Schools Chancellor Carmen Fariña, UFT President Michael Mulgrew, and CSA Executive Vice President Mark Cannizzaro announced an agreement on new teacher and principal evaluations starting in the 2016-17 school year. The agreement reached emphasizes our shared goal of a system focused on improved educational outcomes for students and will continue to foster rigorous and fair evaluations that better develop educators’ practice and measure their work serving the City’s 1.1 million students. Teachers and principals will continue to be evaluated on the four-point Highly Effective/Effective/Developing/Ineffective (HEDI) scale, which is more differentiated and allows more targeted support and professional development in comparison to the previous Satisfactory/Unsatisfactory scale.

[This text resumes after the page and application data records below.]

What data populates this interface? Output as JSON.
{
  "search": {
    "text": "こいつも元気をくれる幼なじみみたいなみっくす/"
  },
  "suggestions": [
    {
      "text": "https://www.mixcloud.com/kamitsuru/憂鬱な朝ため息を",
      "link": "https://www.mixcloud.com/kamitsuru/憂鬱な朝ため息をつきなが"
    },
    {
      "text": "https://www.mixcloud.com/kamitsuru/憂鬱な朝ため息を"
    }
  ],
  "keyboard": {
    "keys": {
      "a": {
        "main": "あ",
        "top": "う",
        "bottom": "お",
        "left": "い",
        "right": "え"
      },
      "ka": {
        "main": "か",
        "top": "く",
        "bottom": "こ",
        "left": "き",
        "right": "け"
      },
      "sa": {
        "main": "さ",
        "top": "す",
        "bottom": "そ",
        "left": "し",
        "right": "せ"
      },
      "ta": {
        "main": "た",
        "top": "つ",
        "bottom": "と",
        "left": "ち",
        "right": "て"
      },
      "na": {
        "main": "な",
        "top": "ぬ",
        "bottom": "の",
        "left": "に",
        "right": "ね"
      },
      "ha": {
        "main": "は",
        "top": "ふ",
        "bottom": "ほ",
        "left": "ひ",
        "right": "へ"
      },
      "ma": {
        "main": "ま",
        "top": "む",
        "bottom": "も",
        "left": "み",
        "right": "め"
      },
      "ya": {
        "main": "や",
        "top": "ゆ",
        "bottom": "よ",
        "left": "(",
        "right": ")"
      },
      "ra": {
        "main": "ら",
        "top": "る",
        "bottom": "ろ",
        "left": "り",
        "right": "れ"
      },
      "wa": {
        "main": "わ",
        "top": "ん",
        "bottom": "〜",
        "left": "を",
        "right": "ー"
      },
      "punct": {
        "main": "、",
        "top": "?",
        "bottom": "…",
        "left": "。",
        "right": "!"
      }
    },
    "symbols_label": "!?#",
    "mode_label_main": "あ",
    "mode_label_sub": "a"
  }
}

The evaluation agreement is in accordance with New York State Education Law 3012-d, which requires that educators are evaluated based on measures of student learning and measures of educator practice, as well as Board of Regents Regulations that require that educators cannot be evaluated based on student performance on grade 3-8 English Language Arts (ELA) and math State exams until the 2019-2020 school year. By using multiple measures in our assessments of student learning and educator practice, we will get a more complete evaluation of educator quality.
“As a lifelong educator, I understand that the most important work happens in the classroom, and that’s why we are so committed to an evaluation system that develops teacher and principal practice and leads to better instruction and outcomes for our students,” said Schools Chancellor Carmen Fariña. “Today’s agreement builds on our work to improve and increase professional development opportunities for educators while holding them accountable, and I look forward to having a system in place that better serves our students.”
“Our students are more than a score on a standardized test, and our teachers are more than the sum of their students’ test results. We need thoughtful measures of student progress –from essays and projects to the monitoring of learning growth in particular areas. We hope that by the time the current state moratorium on the use of standardized tests for teachers’ evaluations expires, Albany will adopt our approach as a model for the rest of the state,” said Michael Mulgrew, president of the United Federation of Teachers. “With this agreement, we are starting to replace tests with real work that captures what a student learns over the course of a school year.”
“We are pleased that we have been able to work collaboratively with the Department of Education, within the constraints of the law, to come to terms on a plan that is focused on school leader development,” said CSA President Ernest Logan. “The goal must be continuous improvement of our practice, and we feel that with proper implementation this can be another step in that direction. We look forward with optimism as we remain focused on educating our city’s 1.1 million students.”
The new, rigorous evaluations will foster better educator development without placing an additional burden on schools – as schools will be able to select assessments from an expanded range of student assessment categories (known as Measures of Student Learning, or MOSL), and the observation process (known as Measures of Teacher Practice, or MOTP; or Measures of Leadership Practice, MOLP) will remain largely consistent.
Under the previous evaluation system, which was in accordance with New York State Education Law 3012-c, teachers and principal evaluations consisted of 40% Measures of Student Learning (MOSL) – including 20% based primarily on student performance on State exams and 20% based on student performance on local MOSL assessments – and 60% Measures of Teacher/Leadership Practice (MOTP/MOLP).
Starting this school year, the new evaluation system will combine the two categories, with a publicly available table that produces the “overall” rating a teacher or principal will receive based on their two ratings on MOSL and MOTP/MOLP. The MOSL will also no longer include student performance on 3-8 ELA and math State exams until 2019-2020.
As part of fostering better educator development and better measurement of classroom work, the City has begun developing additional assessments for teacher MOSL purposes. The assessments include additional performance-based assessments, new project based-learning assessments, additional progress monitoring assessments, and new student learning inventories – compilations of student work. These will build on existing assessments allowed for MOSL purposes that this administration has developed and continued to improve upon. As in years past, schools will be able to choose from a menu of assessments approved for use for MOSL to evaluate their teachers, and these new options will be available as early as 2017-18 in select grades and subjects in addition to existing assessments. The assessments are being developed by the DOE’s Office of Curriculum, Instruction & Professional Learning, in collaboration with the UFT.
While the observation process (MOTP) will remain largely consistent for teachers, the City is working to select a new rubric for principal observations (MOLP) by superintendents and Principal Leadership Facilitators. The CSA and the DOE will pilot two rubrics in the 2017-18 school year in two community school districts and at the schools supervised by two of the City’s high school superintendents, with one to be selected for citywide implementation as early as 2018-19.
The City, UFT, and CSA also agreed to apply for a waiver from the State’s requirement of having an independent evaluator observe all teachers and principals. This requirement would be costly and place an additional burden on schools and supervisors.
This agreement will be submitted to the State for review and pending State approval by December 31. Prior to being included in teacher and principal evaluations, new assessments for MOSL purposes and MOLP rubrics will also be subject to review and approval by the State. The DOE will support implementation at schools starting in January through superintendents’ offices and Field Support Centers.